James M. Berklan
Perhaps it's a rare sign of level-headedness and civility in this day and age. But I found it stunning Tuesday when I read that more than a half million people had taken advantage of new Medicare coverage that pays for end-of-life discussions with their doctors.
And there was hardly a peep about it.
What a contrast to the hysteria of 2009 when hack politicians and talk-show hosts with too much air time on their hands warned against these talks. It wasn't the first, or even most egregious, instance of political grenade-tossing in history.
But it paved the way for a more irresponsible era, where rolling political smoke bombs regularly into the tent to get a rise out of the public became expected programming. It's an ugly development that predates, but no doubt contributed to, the election of a Commander-in-Chief who regularly jerks the country's puppet strings 140 characters at a time.
So the calmness that met the end-of-life planning statistics is nothing short of a marvel.
This is because the end-of-life planning coverage was infamously torqued less than a decade ago into the term “death panels” by opportunistic rabble-rousers. If I could find a short enough video clip that shows the person most often identified with the exploitative phrase — one-time vice president candidate Sarah Palin — I would. But they all seem to be (go figure) too long-winded.
Nearly twice as many people as predicted consulted with their physicians about end-of-life care in 2016, according to federal statistics cited by Kaiser Health News. That's the first year that Medicare reimbursed for such consultations.
The number is expected to rise by leaps and bounds, as well it should. Long-term care providers and other experts frequently extol the virtue of advance directives and care planning, and that's what this coverage is about: making informed decisions.
According to statistics, more than 22,000 healthcare practitioners took part in the Medicare-sponsored program in 2016. That number is likely depressed because many physicians — and individuals — don't realize the option exists.
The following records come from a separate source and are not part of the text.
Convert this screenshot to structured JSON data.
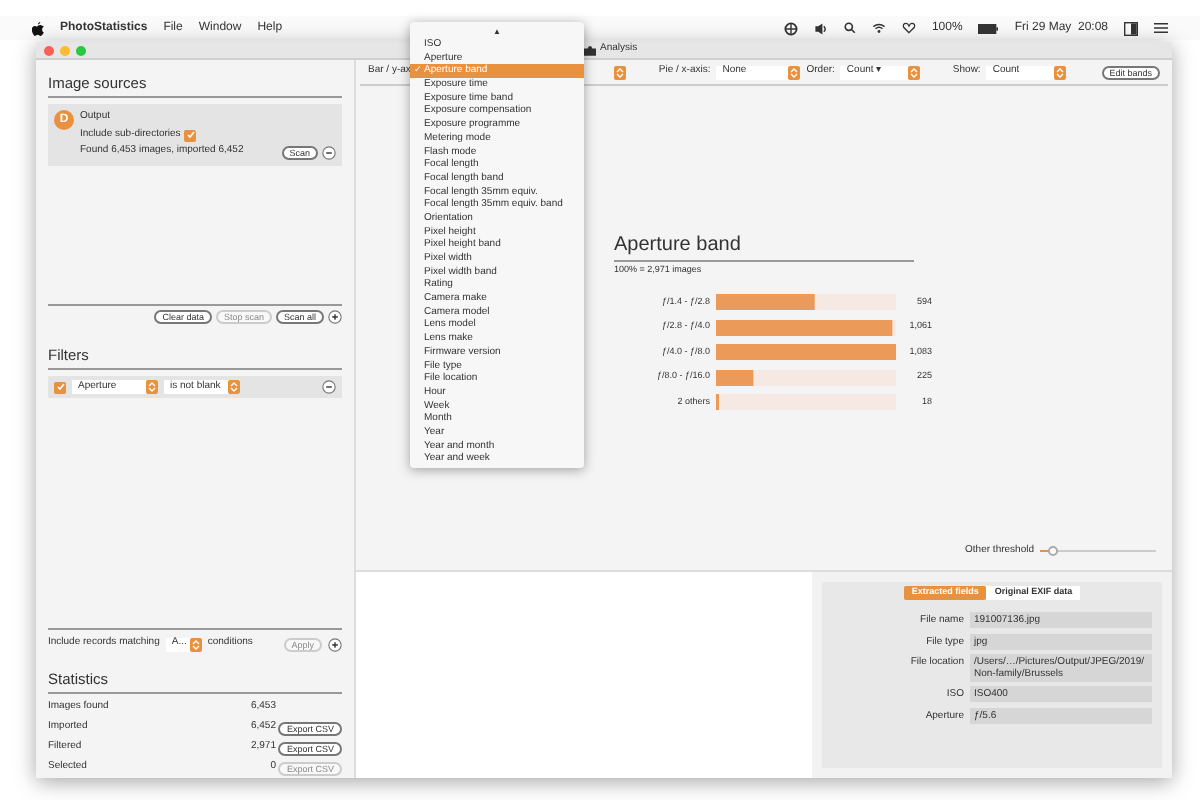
{
  "menubar": {
    "app": "PhotoStatistics",
    "menus": [
      "File",
      "Window",
      "Help"
    ],
    "battery": "100%",
    "clock": "Fri 29 May  20:08"
  },
  "window": {
    "tab": "Analysis"
  },
  "sidebar": {
    "image_sources": {
      "title": "Image sources",
      "sources": [
        {
          "avatar": "D",
          "name": "Output",
          "include_label": "Include sub-directories",
          "include_checked": true,
          "status": "Found 6,453 images, imported 6,452",
          "scan": "Scan"
        }
      ],
      "buttons": [
        {
          "label": "Clear data",
          "disabled": false
        },
        {
          "label": "Stop scan",
          "disabled": true
        },
        {
          "label": "Scan all",
          "disabled": false
        }
      ]
    },
    "filters": {
      "title": "Filters",
      "rows": [
        {
          "checked": true,
          "field": "Aperture",
          "condition": "is not blank"
        }
      ],
      "match_prefix": "Include records matching",
      "match_value": "A...",
      "match_suffix": "conditions",
      "apply": "Apply",
      "apply_disabled": true
    },
    "statistics": {
      "title": "Statistics",
      "rows": [
        {
          "label": "Images found",
          "value": "6,453"
        },
        {
          "label": "Imported",
          "value": "6,452",
          "button": "Export CSV",
          "disabled": false
        },
        {
          "label": "Filtered",
          "value": "2,971",
          "button": "Export CSV",
          "disabled": false
        },
        {
          "label": "Selected",
          "value": "0",
          "button": "Export CSV",
          "disabled": true
        }
      ]
    }
  },
  "toolbar": {
    "bar_label": "Bar / y-ax",
    "pie_label": "Pie / x-axis:",
    "pie_value": "None",
    "order_label": "Order:",
    "order_value": "Count ▾",
    "show_label": "Show:",
    "show_value": "Count",
    "edit": "Edit bands"
  },
  "dropdown": {
    "arrow": "▲",
    "check_mark": "✓",
    "items": [
      {
        "label": "ISO",
        "selected": false
      },
      {
        "label": "Aperture",
        "selected": false
      },
      {
        "label": "Aperture band",
        "selected": true
      },
      {
        "label": "Exposure time",
        "selected": false
      },
      {
        "label": "Exposure time band",
        "selected": false
      },
      {
        "label": "Exposure compensation",
        "selected": false
      },
      {
        "label": "Exposure programme",
        "selected": false
      },
      {
        "label": "Metering mode",
        "selected": false
      },
      {
        "label": "Flash mode",
        "selected": false
      },
      {
        "label": "Focal length",
        "selected": false
      },
      {
        "label": "Focal length band",
        "selected": false
      },
      {
        "label": "Focal length 35mm equiv.",
        "selected": false
      },
      {
        "label": "Focal length 35mm equiv. band",
        "selected": false
      },
      {
        "label": "Orientation",
        "selected": false
      },
      {
        "label": "Pixel height",
        "selected": false
      },
      {
        "label": "Pixel height band",
        "selected": false
      },
      {
        "label": "Pixel width",
        "selected": false
      },
      {
        "label": "Pixel width band",
        "selected": false
      },
      {
        "label": "Rating",
        "selected": false
      },
      {
        "label": "Camera make",
        "selected": false
      },
      {
        "label": "Camera model",
        "selected": false
      },
      {
        "label": "Lens model",
        "selected": false
      },
      {
        "label": "Lens make",
        "selected": false
      },
      {
        "label": "Firmware version",
        "selected": false
      },
      {
        "label": "File type",
        "selected": false
      },
      {
        "label": "File location",
        "selected": false
      },
      {
        "label": "Hour",
        "selected": false
      },
      {
        "label": "Week",
        "selected": false
      },
      {
        "label": "Month",
        "selected": false
      },
      {
        "label": "Year",
        "selected": false
      },
      {
        "label": "Year and month",
        "selected": false
      },
      {
        "label": "Year and week",
        "selected": false
      }
    ]
  },
  "chart": {
    "title": "Aperture band",
    "subtitle": "100% = 2,971 images",
    "chart_data": {
      "type": "bar",
      "orientation": "horizontal",
      "categories": [
        "ƒ/1.4 - ƒ/2.8",
        "ƒ/2.8 - ƒ/4.0",
        "ƒ/4.0 - ƒ/8.0",
        "ƒ/8.0 - ƒ/16.0",
        "2 others"
      ],
      "values": [
        594,
        1061,
        1083,
        225,
        18
      ],
      "value_labels": [
        "594",
        "1,061",
        "1,083",
        "225",
        "18"
      ]
    }
  },
  "threshold": {
    "label": "Other threshold",
    "level": 0.1
  },
  "details": {
    "tabs": [
      {
        "label": "Extracted fields",
        "selected": true
      },
      {
        "label": "Original EXIF data",
        "selected": false
      }
    ],
    "fields": [
      {
        "label": "File name",
        "value": "191007136.jpg"
      },
      {
        "label": "File type",
        "value": "jpg"
      },
      {
        "label": "File location",
        "value": "/Users/…/Pictures/Output/JPEG/2019/Non-family/Brussels"
      },
      {
        "label": "ISO",
        "value": "ISO400"
      },
      {
        "label": "Aperture",
        "value": "ƒ/5.6"
      }
    ]
  }
}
A provision of the Affordable Care Act, it was approved in 2015.
It pays physicians $86 for the first 30-minute office session and roughly $75 for subsequent visits. So there is consideration for doctors taking part. In addition, advocacy groups are trying to spread the word among physicians to encourage greater use.
Less than 1% of Medicare beneficiaries took advantage of the benefit in 2016. In an age where hospice use is on the rise, it seems logical that more people would be interested in holding informed discussions about their healthcare near the end of life. Goodness knows we all like to hold them when we think we still have plenty of years left to kick around.
There is still a political tug-of-war going on, however. In January, Rep. Steve King (R-IA) introduced the Protecting Life Until Natural Death Act, which would stop Medicare reimbursement for advance-care planning appointments. The fate of that bill is unclear, but it probably could use some end-of-life consultation of its own.
Often glossed over in the debate about this coverage is that the benefit is voluntary. In addition, a person's choices would be carried out by a legal document guided by the beneficiary's own wishes.
In other words, person-centered care in its purest form.
Follow Editor James M. Berklan @JimBerklan.